Do you want the secrets to building community online? I’ve got them. Meet me in this back alley over here and I’ll give them to you for a price. But, let’s keep them just between us. We wouldn’t want the common people to know.

If anyone ever tells you this, run away from them. There are no secrets. There are just things you haven’t learned yet. Are those secrets? I don’t know.

I receive emails, regularly, from people offering to improve my search engine optimization (SEO). They promise that they have the SEO secrets and that they’ll hook me up. Generally, we regard these people as spammers that lack credibility and are looking to take advantage of us. Why should online community be any different?

Here’s the thing: when it comes to businesses who want to build community, there are three primary “secrets” – perhaps the three most powerful builders of online community.


The first one is quality. If you offer something of quality, strong community can build around it. The easy example is Apple. Are they out there engaging via social media? No, not really. But, among companies, do they have one of the strongest, most engaged communities? Absolutely. That’s because they produce a certain quality of product and experience.

Which is not to say that Apple doesn’t support their customers (they do, in other ways) or that they wouldn’t benefit from being more social. They might. But, the mythicism of the brand also factors into that quality.

Quality engagement builds community as well. Examples of quality engagement: when someone asks you a question and you give them the information that they need. When someone needs help on Twitter and you help them on Twitter, either through direct message or in public, rather than sending them to some contact form of 1-800 number (unless you are required to do so for some reason).


It’s important to understand and embrace the culture of your audience and of your company. ThinkGeek is a great example of this. View their Twitter stream and you will see what I mean. It’s mostly replies and they are geeky, funny and – yes – helpful. This is who they are and they do a great job of representing it.

Remember who you are. Trying to be everything to everyone leads to mediocrity that appeals to a dispassionate few. Measurement is important and numbers are fun, but I don’t believe in chasing numbers. I believe in chasing culture. You can’t always win at the numbers, but you can win at culture. Culture drives numbers – numbers don’t drive culture.


The third and final “secret” is appreciation. Appreciation may be the most powerful builder of community. Saying thank you is very important, but it goes beyond that.

Appreciation is taking the time to respond to people and help them. Appreciate is sharing the spotlight and highlighting the fans and customers of your brand. Appreciation is going above and beyond, following up and doing theĀ  small things really well. That’s how you visibly demonstrate appreciation.

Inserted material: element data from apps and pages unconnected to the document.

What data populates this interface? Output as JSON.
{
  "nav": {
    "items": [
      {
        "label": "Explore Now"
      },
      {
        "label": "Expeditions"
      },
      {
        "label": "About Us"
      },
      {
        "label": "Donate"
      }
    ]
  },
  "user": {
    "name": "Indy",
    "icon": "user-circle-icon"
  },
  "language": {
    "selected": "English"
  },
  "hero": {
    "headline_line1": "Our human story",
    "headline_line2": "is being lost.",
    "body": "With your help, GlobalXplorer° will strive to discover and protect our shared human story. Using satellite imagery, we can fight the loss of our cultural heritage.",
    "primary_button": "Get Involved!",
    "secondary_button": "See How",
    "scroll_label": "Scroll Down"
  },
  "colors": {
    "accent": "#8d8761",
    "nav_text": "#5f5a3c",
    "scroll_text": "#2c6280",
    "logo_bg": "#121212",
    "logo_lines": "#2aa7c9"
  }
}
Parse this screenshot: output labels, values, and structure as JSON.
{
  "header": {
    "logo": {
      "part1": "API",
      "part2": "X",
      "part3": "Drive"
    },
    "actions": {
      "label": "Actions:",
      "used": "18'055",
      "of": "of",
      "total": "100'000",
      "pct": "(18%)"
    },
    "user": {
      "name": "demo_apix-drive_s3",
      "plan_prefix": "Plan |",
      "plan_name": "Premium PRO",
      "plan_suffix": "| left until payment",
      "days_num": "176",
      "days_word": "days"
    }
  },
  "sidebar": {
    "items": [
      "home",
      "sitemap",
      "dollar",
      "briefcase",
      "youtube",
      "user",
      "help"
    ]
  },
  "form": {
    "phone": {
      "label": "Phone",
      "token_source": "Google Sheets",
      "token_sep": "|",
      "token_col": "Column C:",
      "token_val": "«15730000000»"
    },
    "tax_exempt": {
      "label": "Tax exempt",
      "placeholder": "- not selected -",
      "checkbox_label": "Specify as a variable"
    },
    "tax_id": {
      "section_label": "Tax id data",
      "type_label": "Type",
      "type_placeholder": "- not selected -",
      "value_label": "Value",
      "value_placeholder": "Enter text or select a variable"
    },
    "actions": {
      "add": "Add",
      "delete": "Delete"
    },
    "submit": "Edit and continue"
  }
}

That’s all. Sorry to disappoint. Quality. Culture. Appreciation. That’s the recipe. Yes, there are specific tactics, yes, I can get a lot deeper. But, most everything can be tied back to one of those. Care and make it happen. You now possess the secrets. Use them wisely.